She walked, unclothed, altered.
She walked unknowing, unafraid.
Whence cameth this zombie?
Her name, it appears, is Felicia.
Gone twenty years, here now.
Stranger tales have been told.
Photo Credit: Zora Neale Hurston
The Trifextra weekend challenge tells the tale of zombies among us and asks us for our 33 words about the tale. This week’s entries will be community judged for 12 hours upon closing Sunday. Who is this community? If you are reading this, YOU are part of the community. If you could go over and read the other entries before you cast your vote, it would be ever so cool.
What are you looking for, Angela? Stop – stop and look at me. I’ll help you find it.
You can’t help me. Nobody can help me.
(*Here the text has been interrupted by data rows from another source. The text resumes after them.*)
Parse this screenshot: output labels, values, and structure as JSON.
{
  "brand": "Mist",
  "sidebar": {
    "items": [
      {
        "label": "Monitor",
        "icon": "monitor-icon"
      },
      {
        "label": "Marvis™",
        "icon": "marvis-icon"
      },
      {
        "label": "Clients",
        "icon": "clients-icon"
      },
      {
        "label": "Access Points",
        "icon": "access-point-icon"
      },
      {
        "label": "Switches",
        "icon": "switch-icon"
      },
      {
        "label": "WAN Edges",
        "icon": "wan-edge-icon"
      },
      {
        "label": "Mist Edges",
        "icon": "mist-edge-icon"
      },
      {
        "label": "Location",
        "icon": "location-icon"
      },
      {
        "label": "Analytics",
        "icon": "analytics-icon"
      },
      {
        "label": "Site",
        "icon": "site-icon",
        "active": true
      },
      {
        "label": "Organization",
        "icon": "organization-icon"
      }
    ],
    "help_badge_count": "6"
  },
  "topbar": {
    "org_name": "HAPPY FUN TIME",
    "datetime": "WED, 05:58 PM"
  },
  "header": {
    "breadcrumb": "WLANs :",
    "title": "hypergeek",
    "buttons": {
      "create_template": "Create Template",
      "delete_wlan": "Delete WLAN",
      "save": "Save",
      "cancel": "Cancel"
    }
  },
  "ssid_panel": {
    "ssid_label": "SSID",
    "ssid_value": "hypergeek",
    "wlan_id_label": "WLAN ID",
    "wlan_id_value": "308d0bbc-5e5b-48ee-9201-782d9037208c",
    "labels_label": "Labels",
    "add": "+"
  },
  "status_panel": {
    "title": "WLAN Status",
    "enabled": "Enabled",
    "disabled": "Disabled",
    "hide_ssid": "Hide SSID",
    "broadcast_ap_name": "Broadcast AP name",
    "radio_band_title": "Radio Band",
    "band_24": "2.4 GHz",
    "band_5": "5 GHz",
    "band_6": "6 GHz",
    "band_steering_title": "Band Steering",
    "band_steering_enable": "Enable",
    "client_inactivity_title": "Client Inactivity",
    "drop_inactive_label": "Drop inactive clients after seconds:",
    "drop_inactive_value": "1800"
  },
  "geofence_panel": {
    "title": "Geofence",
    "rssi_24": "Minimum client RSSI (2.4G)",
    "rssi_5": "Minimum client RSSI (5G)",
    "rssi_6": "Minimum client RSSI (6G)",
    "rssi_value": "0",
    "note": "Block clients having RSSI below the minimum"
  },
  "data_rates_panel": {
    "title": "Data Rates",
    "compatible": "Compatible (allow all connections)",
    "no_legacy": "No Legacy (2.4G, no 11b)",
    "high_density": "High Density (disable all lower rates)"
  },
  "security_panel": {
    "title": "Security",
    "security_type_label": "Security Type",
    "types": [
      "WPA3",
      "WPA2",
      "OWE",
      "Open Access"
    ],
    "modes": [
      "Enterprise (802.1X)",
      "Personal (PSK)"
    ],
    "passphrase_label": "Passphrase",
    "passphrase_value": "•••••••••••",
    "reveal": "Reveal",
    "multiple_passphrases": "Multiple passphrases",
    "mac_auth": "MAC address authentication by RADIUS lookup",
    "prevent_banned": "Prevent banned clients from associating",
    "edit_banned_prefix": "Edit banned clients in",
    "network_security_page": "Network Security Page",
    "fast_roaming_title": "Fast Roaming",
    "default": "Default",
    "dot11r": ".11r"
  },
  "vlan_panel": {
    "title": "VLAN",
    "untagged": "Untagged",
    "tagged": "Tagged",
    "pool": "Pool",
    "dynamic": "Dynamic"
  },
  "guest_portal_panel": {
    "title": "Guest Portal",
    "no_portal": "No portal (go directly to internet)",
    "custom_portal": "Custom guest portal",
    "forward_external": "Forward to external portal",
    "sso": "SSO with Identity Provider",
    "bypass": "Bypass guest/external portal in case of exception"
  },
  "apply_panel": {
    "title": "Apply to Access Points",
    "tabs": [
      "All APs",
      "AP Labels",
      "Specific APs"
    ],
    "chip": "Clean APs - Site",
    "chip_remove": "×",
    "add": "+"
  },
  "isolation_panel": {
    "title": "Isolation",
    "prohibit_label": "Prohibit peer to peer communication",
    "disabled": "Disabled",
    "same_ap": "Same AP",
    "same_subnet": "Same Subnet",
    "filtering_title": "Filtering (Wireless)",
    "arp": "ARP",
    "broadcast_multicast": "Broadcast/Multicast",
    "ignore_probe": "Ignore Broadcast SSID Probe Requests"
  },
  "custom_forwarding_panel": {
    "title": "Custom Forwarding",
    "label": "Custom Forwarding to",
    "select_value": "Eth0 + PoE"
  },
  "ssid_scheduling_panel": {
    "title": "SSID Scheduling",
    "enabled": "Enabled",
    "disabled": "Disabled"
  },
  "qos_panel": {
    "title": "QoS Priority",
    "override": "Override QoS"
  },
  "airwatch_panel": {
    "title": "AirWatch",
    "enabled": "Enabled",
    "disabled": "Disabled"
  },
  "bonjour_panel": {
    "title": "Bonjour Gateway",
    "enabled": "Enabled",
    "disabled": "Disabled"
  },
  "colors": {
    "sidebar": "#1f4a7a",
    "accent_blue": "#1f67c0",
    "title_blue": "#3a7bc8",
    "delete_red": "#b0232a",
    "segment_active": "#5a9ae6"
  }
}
Angela rocked in the seat he’d chosen for her. She wrapped her arms around herself and rocked, rocked, rocked to an inner beat.
Angela, you’re safe here. Nobody here will hurt you. We’ll help you find what you’re looking for. Can you believe that? Can you see that I am telling you the truth?
Sobs burst through her tight lips.
I’m looking for ME! I can’t stop looking or the pieces will all blow away!
Lance and LeeRoy, with the help of the newly turned 8 year old “Goose” (Happy birthday!) have chosen a Counting Crows song, Come Around, this week. These are the words I came up with . . . where are yours?